The Marvel Experience
In recent years, the name ‘Marvel’ inspires trust and draws fans everywhere, for it being synonymous with high-quality blockbusters. It has raised the bar were high for superheroes, year after year, as proven again last year with “Captain America: The Winter Soldier,” and even catapulted obscured characters in the “Guardians of the Galaxy” to worldwide recognition. And ask anyone who attends Comic-Con; it’s consistently one of the most popular and packed panels.
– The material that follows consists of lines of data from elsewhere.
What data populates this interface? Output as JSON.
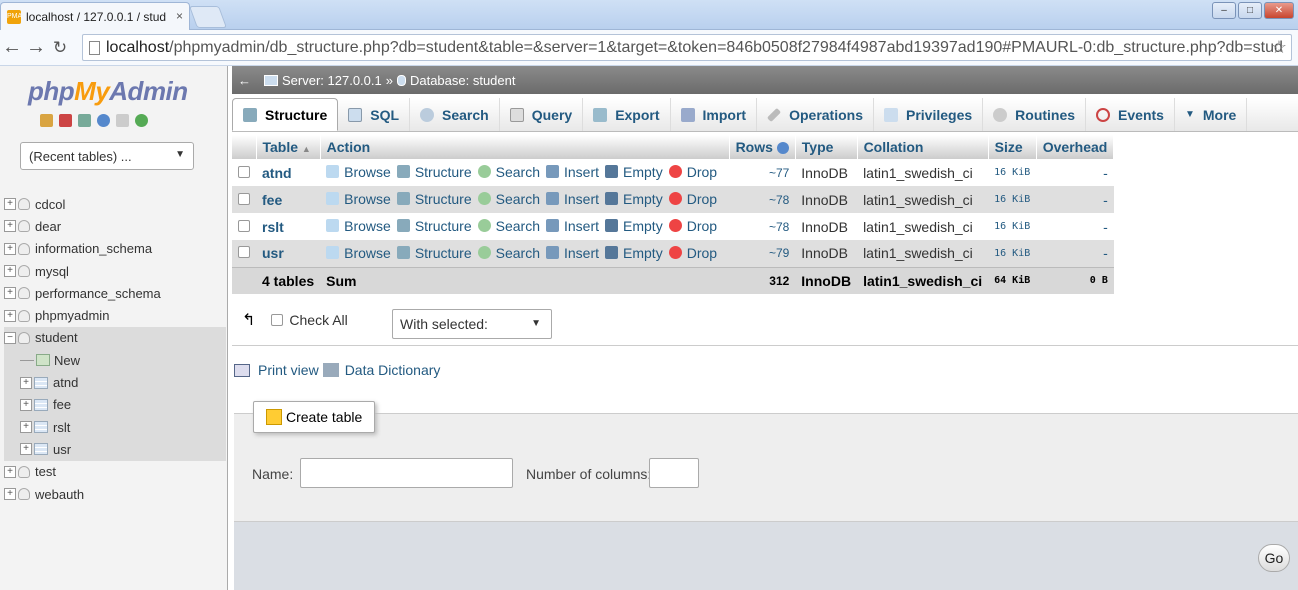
{
  "browser": {
    "tab_title": "localhost / 127.0.0.1 / stud",
    "tab_close": "×",
    "url_host": "localhost",
    "url_rest": "/phpmyadmin/db_structure.php?db=student&table=&server=1&target=&token=846b0508f27984f4987abd19397ad190#PMAURL-0:db_structure.php?db=stud"
  },
  "sidebar": {
    "logo_php": "php",
    "logo_my": "My",
    "logo_admin": "Admin",
    "recent_tables": "(Recent tables) ...",
    "databases": [
      "cdcol",
      "dear",
      "information_schema",
      "mysql",
      "performance_schema",
      "phpmyadmin"
    ],
    "selected_db": "student",
    "new_label": "New",
    "tables": [
      "atnd",
      "fee",
      "rslt",
      "usr"
    ],
    "databases_after": [
      "test",
      "webauth"
    ]
  },
  "breadcrumb": {
    "server": "Server: 127.0.0.1",
    "sep": "»",
    "database": "Database: student"
  },
  "tabs": [
    "Structure",
    "SQL",
    "Search",
    "Query",
    "Export",
    "Import",
    "Operations",
    "Privileges",
    "Routines",
    "Events",
    "More"
  ],
  "table_headers": {
    "table": "Table",
    "action": "Action",
    "rows": "Rows",
    "type": "Type",
    "collation": "Collation",
    "size": "Size",
    "overhead": "Overhead"
  },
  "actions": [
    "Browse",
    "Structure",
    "Search",
    "Insert",
    "Empty",
    "Drop"
  ],
  "rows": [
    {
      "name": "atnd",
      "rows": "~77",
      "type": "InnoDB",
      "collation": "latin1_swedish_ci",
      "size": "16 KiB",
      "overhead": "-"
    },
    {
      "name": "fee",
      "rows": "~78",
      "type": "InnoDB",
      "collation": "latin1_swedish_ci",
      "size": "16 KiB",
      "overhead": "-"
    },
    {
      "name": "rslt",
      "rows": "~78",
      "type": "InnoDB",
      "collation": "latin1_swedish_ci",
      "size": "16 KiB",
      "overhead": "-"
    },
    {
      "name": "usr",
      "rows": "~79",
      "type": "InnoDB",
      "collation": "latin1_swedish_ci",
      "size": "16 KiB",
      "overhead": "-"
    }
  ],
  "summary": {
    "tables": "4 tables",
    "label": "Sum",
    "rows": "312",
    "type": "InnoDB",
    "collation": "latin1_swedish_ci",
    "size": "64 KiB",
    "overhead": "0 B"
  },
  "bulk": {
    "check_all": "Check All",
    "with_selected": "With selected:"
  },
  "links": {
    "print_view": "Print view",
    "data_dictionary": "Data Dictionary"
  },
  "create": {
    "legend": "Create table",
    "name_label": "Name:",
    "columns_label": "Number of columns:",
    "go": "Go"
  }
}
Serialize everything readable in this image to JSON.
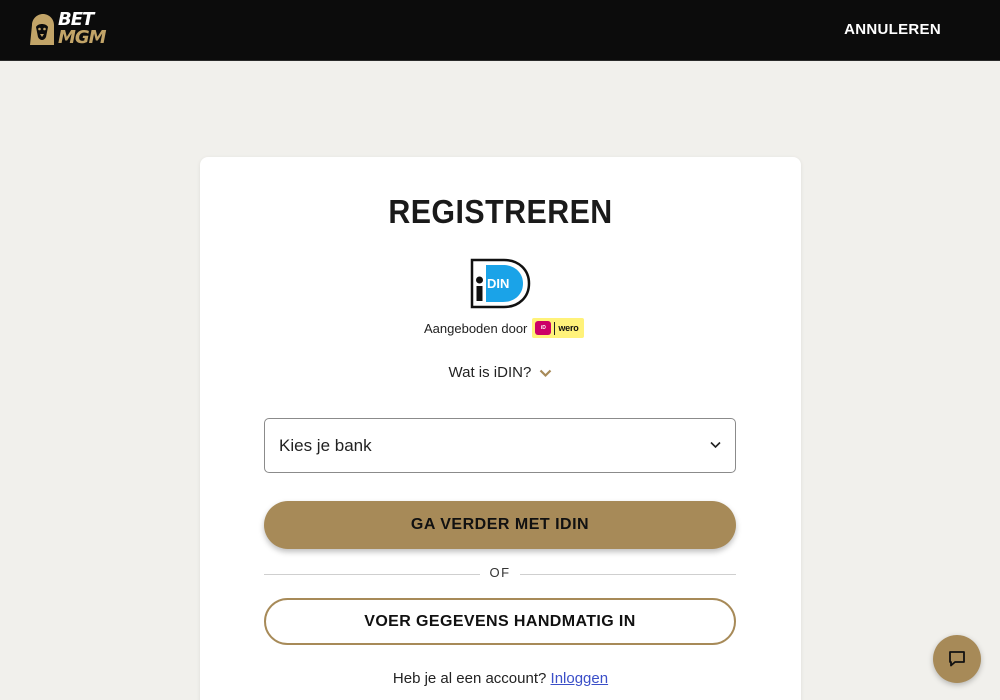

The Marvel Experience took place in colossal domes. The first entry point was a memorable takeaway of the experience, where each visitor was asked to create a custom S.H.I.E.L.D “recruit” ID badge, complete with an individual photo. The badge was sent via e-mail as a souvenir. Anyone who felt uneasy and thought that this as a marketing ploy to get demographic information could simply put in random information (there’s even a ‘species’ line where we’re given options like human, superhuman, android, etc.). It’s harmless. I was impressed with how authentic the badge looked! (I would have posted it here had I not used my personal information) Enthusiastic staff, dressed in black S.H.I.E.L.D t-shirts, addressed every guest as “recruit” and handed individual Marvel bracelets as we went in. We were told that we would need it later.
Visitors were grouped in batches and let in as the first dome was filled to capacity. We watched some Marvel TV clips before moving on to the main domes. The next two domes had displays, such as weapons used by the Marvel superheroes (shield, sword, hammer, stingers, headband, and many more). Granted, they’re more like toys than real movie props exhibited at Comic-Con, but still interesting to view. There were also origin stories and information about those characters, including familiar characters in the Avengers (Iron Man, Captain America, Black Widow, Thor, Hulk, Spider- Man) and other lesser known ones (She-Hulk, Iron Fist, Panther).
Interactive games were the bulk of the attractions, most notably, “training sessions” by our favorite superheroes. Iron Man’s flight. Black Widow’s laser maze course. Spider-Man’s moving rock walls (mainly for kids). Thor’s holoblaster (shooting). Hulk’s drone blasting. And Avenger’s holographic encounter. Other than Black Widow ‘s and Spider Man’s, the majority involves interacting with video screens to mimic those characters’ movements, targeting and obliterating their respective obstacles or enemies. Scores were tallied.
What I found most interesting was the Avengers one, where a distinct movement style would “summon” a certain Avenger and I’d see myself on the screen with said Avenger standing next to me or in a fighting mode. A salute gesture would bring forth Captain America, standing tall and ready to soar Iron Man, clasp arms Nick Fury, hulking out Hulk, fighting position Black Widow. The way the projection appeared truly looked like these superheroes were present among us. It’s quite neat.
Leaving this dome (no return privilege) and entering a replica model of Quinjet, the Avengers’ jet, took us to the “advanced” training session, a 360 degree, stereoscopic 3-D show in a simularium. We looked up and followed the superheroes breaking into Hydra headquarters and battling its army. There’s no sitting, but I found it fortunate to be standing at the back corner of the room where I was able to view the projection almost all around and get the most benefit. Like anything in an amusement park, it lasted only minutes and was just too short, unfortunately.
The last session was a simulation ride, with chairs that tilted, lifted, rocked and rumbled. During certain scenes, there was air blowing as an added effect. Each guest was asked to use the Marvel bracelet, an interactive part of the scenes, where we’re assisting the superheroes to defeat the enemy. The ride was very gentle that no seat belt was needed.
When I first heard of the Marvel Experience, the inner superhero kid in me was so excited and couldn’t wait until it arrived in San Diego. However, there were a lot of doubt with unfavorable reviews from a couple other cities where it was previously held. I tempered my expectations and decided to go anyway. As a Marvel fan, there’s no way that I would have missed it. In the end, it’s nothing compared to Universal Studios or Disneyland, but it was never meant to compete with either in the first place. And the absence of costumed characters or images of the stars from the movies didn’t dampen the experience.
Some activities may be what you’d consider cheesy, but they’re all in good fun. I spent a solid three hours, and if not because of the lines, I probably would have tried every activity. The verdict? I really enjoyed it for what it was!
Copyright (c) 2015. Nathalia Aryani
Nathalia Aryani is a film columnist and has a movie blog, The MovieMaven (sdmoviemaven.blogspot.com). Twitter: @the_moviemaven. She can be reached at firstname.lastname@example.org.
Photos by Nathalia Aryani.